Without any change, set down every record below.

Stored items from a collection:
- Opening Delimiter -

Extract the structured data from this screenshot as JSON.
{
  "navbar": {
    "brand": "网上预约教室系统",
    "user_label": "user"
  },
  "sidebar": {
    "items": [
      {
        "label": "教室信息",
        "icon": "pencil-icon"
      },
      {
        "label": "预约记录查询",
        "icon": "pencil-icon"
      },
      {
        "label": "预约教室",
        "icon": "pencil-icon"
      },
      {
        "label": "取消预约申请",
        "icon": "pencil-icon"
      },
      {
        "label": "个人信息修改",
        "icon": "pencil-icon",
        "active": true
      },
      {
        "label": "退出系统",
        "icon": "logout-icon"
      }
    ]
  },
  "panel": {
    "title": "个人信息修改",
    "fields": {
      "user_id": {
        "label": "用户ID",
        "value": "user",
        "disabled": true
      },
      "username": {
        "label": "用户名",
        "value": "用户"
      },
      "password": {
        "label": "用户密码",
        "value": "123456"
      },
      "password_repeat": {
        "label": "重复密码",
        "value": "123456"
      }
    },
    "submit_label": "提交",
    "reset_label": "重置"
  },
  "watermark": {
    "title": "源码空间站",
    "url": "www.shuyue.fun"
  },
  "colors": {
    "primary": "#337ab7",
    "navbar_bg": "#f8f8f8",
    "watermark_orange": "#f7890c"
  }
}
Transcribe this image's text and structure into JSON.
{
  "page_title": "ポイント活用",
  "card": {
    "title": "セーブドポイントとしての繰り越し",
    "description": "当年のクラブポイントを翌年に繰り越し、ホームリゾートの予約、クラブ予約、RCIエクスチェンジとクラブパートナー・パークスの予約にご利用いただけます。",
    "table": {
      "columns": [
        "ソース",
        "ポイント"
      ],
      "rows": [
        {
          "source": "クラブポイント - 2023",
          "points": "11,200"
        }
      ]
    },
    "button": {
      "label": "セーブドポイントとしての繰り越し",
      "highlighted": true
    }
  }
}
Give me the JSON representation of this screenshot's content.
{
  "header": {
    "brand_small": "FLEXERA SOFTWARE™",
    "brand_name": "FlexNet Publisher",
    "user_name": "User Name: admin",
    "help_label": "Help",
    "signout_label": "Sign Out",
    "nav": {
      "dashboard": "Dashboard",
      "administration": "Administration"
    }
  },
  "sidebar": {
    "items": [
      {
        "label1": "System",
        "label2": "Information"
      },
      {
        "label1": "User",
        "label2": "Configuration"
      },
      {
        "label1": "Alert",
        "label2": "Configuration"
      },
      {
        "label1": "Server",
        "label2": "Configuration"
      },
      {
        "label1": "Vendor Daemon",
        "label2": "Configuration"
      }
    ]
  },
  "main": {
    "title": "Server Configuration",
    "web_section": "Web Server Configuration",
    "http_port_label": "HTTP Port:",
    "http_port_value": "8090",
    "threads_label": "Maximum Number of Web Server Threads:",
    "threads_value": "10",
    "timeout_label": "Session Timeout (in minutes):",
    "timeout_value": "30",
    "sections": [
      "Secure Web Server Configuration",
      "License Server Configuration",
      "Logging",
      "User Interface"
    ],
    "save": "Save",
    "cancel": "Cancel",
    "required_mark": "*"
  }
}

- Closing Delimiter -

FINAL ANSWER =
Extract the structured data from this screenshot as JSON.
{
  "navbar": {
    "brand": "网上预约教室系统",
    "user_label": "user"
  },
  "sidebar": {
    "items": [
      {
        "label": "教室信息",
        "icon": "pencil-icon"
      },
      {
        "label": "预约记录查询",
        "icon": "pencil-icon"
      },
      {
        "label": "预约教室",
        "icon": "pencil-icon"
      },
      {
        "label": "取消预约申请",
        "icon": "pencil-icon"
      },
      {
        "label": "个人信息修改",
        "icon": "pencil-icon",
        "active": true
      },
      {
        "label": "退出系统",
        "icon": "logout-icon"
      }
    ]
  },
  "panel": {
    "title": "个人信息修改",
    "fields": {
      "user_id": {
        "label": "用户ID",
        "value": "user",
        "disabled": true
      },
      "username": {
        "label": "用户名",
        "value": "用户"
      },
      "password": {
        "label": "用户密码",
        "value": "123456"
      },
      "password_repeat": {
        "label": "重复密码",
        "value": "123456"
      }
    },
    "submit_label": "提交",
    "reset_label": "重置"
  },
  "watermark": {
    "title": "源码空间站",
    "url": "www.shuyue.fun"
  },
  "colors": {
    "primary": "#337ab7",
    "navbar_bg": "#f8f8f8",
    "watermark_orange": "#f7890c"
  }
}
Transcribe this image's text and structure into JSON.
{
  "page_title": "ポイント活用",
  "card": {
    "title": "セーブドポイントとしての繰り越し",
    "description": "当年のクラブポイントを翌年に繰り越し、ホームリゾートの予約、クラブ予約、RCIエクスチェンジとクラブパートナー・パークスの予約にご利用いただけます。",
    "table": {
      "columns": [
        "ソース",
        "ポイント"
      ],
      "rows": [
        {
          "source": "クラブポイント - 2023",
          "points": "11,200"
        }
      ]
    },
    "button": {
      "label": "セーブドポイントとしての繰り越し",
      "highlighted": true
    }
  }
}
Give me the JSON representation of this screenshot's content.
{
  "header": {
    "brand_small": "FLEXERA SOFTWARE™",
    "brand_name": "FlexNet Publisher",
    "user_name": "User Name: admin",
    "help_label": "Help",
    "signout_label": "Sign Out",
    "nav": {
      "dashboard": "Dashboard",
      "administration": "Administration"
    }
  },
  "sidebar": {
    "items": [
      {
        "label1": "System",
        "label2": "Information"
      },
      {
        "label1": "User",
        "label2": "Configuration"
      },
      {
        "label1": "Alert",
        "label2": "Configuration"
      },
      {
        "label1": "Server",
        "label2": "Configuration"
      },
      {
        "label1": "Vendor Daemon",
        "label2": "Configuration"
      }
    ]
  },
  "main": {
    "title": "Server Configuration",
    "web_section": "Web Server Configuration",
    "http_port_label": "HTTP Port:",
    "http_port_value": "8090",
    "threads_label": "Maximum Number of Web Server Threads:",
    "threads_value": "10",
    "timeout_label": "Session Timeout (in minutes):",
    "timeout_value": "30",
    "sections": [
      "Secure Web Server Configuration",
      "License Server Configuration",
      "Logging",
      "User Interface"
    ],
    "save": "Save",
    "cancel": "Cancel",
    "required_mark": "*"
  }
}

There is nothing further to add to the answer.